After her 8th proposal, she got a response from a client who wanted her to write an article for his entrepreneurship blog. This earned her $5 and gave her hopes of making money.
Magdalene says that 90% of her online freelance writing jobs come from Upwork. She says though competition is high, their rules guarantee her the sanity she needs. Upwork insists on freelancers submitting their work only after cash deposits are made with their system and provide a mechanism to settle disputes.
“During the training, trainers insisted on regular research on bidding procedures and use of personal tone while writing. This calls for learning from established freelance writers. Interesting to note, none of them write proposals in a business tone. They keep their proposals conversational and provide samples of previous work, including maintaining a blog where they post their articles enabling them to share links that are relevant to the proposals,” she adds.
To date, Magdalene says she has won 10 bids and earned over $500 through online freelance writing and while 111 proposals failed to go through. Sometimes she bids, get interviewed but does not get successful. As for the 10 bids, she wrote business articles, stories, one e-book, gym-wear slogans and created video testimonials using her android phone.
Besides bidding for jobs, she gets subcontracted by other freelancers who have also played a huge role in her growth as a freelance writer. She has learnt to observe deadlines, write with the target audience in mind and not to burden the other writer with the need to revise her work.
“At times it becomes challenging as I can go for a week without writing for an online client. To solve this problem, I search for writing jobs in non-bidding sites, write 20 proposals in a week and keep learning from outstanding writers,” Kamau says
In regards to learning, she bought a copywriting programme from Udemy for $10 in last year. “Well, the price before discount was $90,” she says. The learning materials included videos, text and links to other online resources. The programme helped her in writing press releases and high quality articles. She also subscribed to free copywriting course from writers around the world.
When she began earning, she says she withdrew her earnings through PayPal. That meant transferring the money from her Upwork account to Equity bank then having to wait for three days before accessing the money. While that worked well as a saving technique, she found out that withdrawing through Mobile money transfer allowed her to access the money in less than one hour.
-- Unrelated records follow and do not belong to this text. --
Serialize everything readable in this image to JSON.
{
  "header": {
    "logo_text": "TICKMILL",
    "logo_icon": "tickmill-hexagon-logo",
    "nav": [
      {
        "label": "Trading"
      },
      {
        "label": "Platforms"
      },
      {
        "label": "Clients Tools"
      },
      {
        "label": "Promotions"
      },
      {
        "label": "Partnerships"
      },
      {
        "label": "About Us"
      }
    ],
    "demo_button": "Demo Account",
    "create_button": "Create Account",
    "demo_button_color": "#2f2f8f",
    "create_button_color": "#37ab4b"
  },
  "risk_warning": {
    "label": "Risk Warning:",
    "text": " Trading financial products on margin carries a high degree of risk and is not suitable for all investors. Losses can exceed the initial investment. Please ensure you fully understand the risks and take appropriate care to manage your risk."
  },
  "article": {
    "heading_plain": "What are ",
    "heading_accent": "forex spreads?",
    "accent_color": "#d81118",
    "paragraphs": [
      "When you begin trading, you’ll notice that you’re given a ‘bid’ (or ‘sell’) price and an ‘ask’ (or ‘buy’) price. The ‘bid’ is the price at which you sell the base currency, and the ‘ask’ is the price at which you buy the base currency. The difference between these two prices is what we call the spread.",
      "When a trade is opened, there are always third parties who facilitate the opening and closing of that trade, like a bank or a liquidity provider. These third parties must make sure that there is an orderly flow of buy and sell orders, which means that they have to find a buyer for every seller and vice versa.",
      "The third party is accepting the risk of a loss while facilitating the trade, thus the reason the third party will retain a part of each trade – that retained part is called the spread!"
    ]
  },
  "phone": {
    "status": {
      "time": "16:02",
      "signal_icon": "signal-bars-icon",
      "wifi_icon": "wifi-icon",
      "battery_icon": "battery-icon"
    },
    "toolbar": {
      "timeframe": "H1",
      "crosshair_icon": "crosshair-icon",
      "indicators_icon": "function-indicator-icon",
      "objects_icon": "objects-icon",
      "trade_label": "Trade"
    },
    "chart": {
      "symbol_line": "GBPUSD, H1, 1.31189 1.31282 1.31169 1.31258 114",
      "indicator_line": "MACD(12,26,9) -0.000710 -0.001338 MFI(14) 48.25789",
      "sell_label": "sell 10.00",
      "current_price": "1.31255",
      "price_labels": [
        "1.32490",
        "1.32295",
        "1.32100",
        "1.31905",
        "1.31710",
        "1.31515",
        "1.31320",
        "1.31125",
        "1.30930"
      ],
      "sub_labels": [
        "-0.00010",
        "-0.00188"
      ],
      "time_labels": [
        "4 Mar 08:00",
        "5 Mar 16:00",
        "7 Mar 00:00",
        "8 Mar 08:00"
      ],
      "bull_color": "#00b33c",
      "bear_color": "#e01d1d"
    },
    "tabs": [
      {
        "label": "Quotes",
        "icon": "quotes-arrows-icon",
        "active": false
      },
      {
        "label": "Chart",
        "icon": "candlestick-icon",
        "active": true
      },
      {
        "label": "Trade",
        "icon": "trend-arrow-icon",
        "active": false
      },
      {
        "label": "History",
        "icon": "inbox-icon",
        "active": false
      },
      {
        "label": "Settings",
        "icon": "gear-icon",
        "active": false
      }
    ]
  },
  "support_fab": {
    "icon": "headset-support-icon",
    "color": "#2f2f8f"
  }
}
She points out that Upwork takes five days before releasing the money to the freelancer after the client authorizes the payment.
“Everything I earn online is shared in a particular way; 10% goes to tithe, 10% to charity, 10% to savings and the rest is shared between the kitchen and other household bills,” says Magdalene.
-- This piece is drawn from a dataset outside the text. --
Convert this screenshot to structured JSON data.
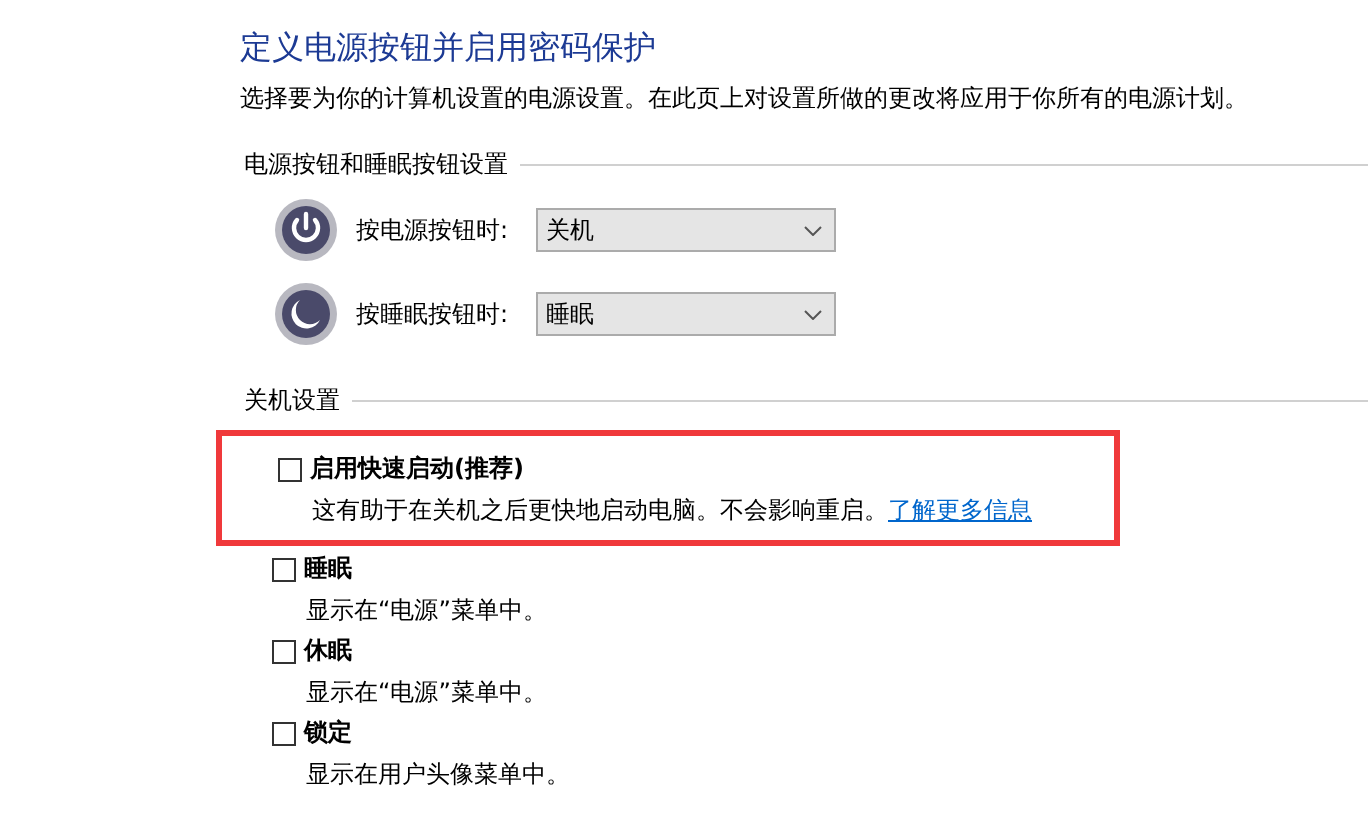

She also believes in helping people build business around things that they are passionate about. To train anyone, she looks for that passion for writing. She says her students are required to create a free blog for their first assignment and write at least three articles before arranging for a second lesson. They should create that blog within a week.
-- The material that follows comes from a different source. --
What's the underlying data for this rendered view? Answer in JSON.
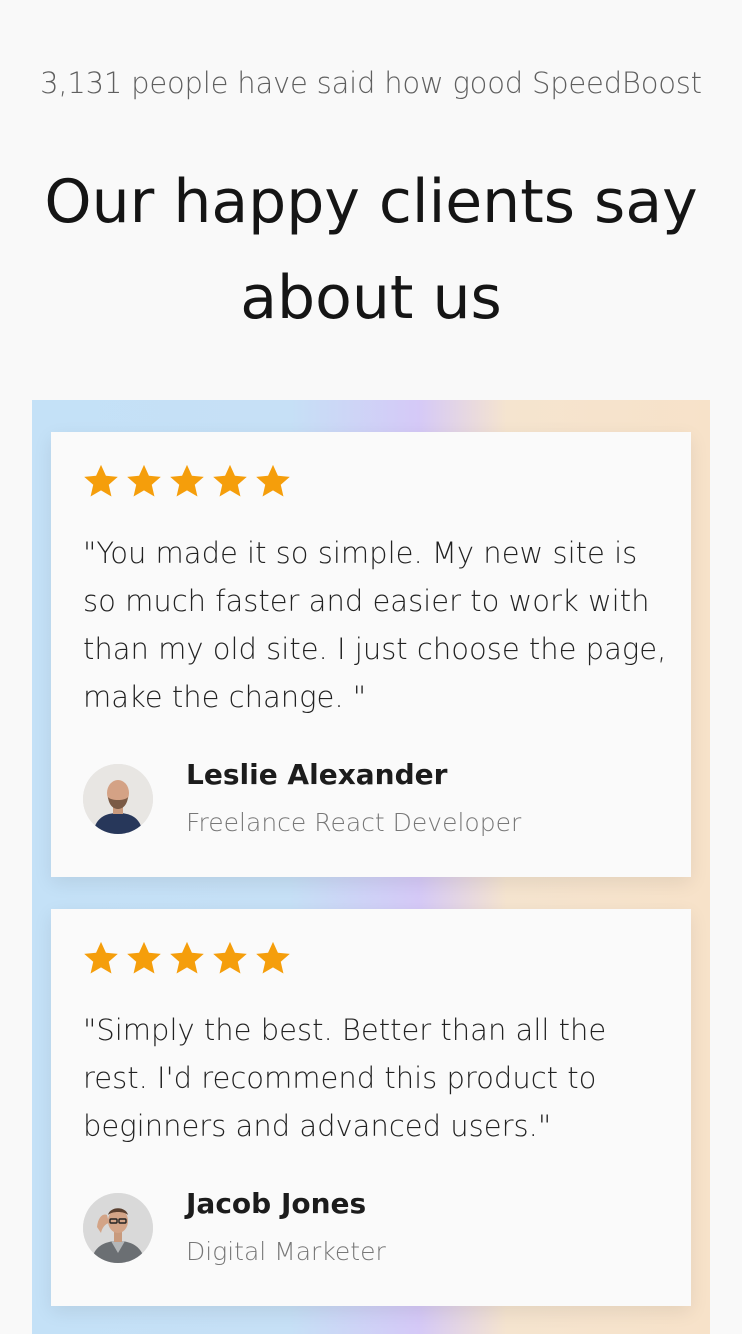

Ms. Kamau is grateful that Ajira Digital rejuvenated her passion for writing. Despite having written one book; Millions of Robots, she found it difficult to earn from freelance writing. “Ajira gave wings to my passion for writing,” She reiterates.
In her conclusion, Magdalene said she intends to run a 2-week freelance writing program every second day of the month in Mombasa. The course will include the entrepreneurial aspect of freelance writing. Her desire is to see her students run their freelance writing like real businesses.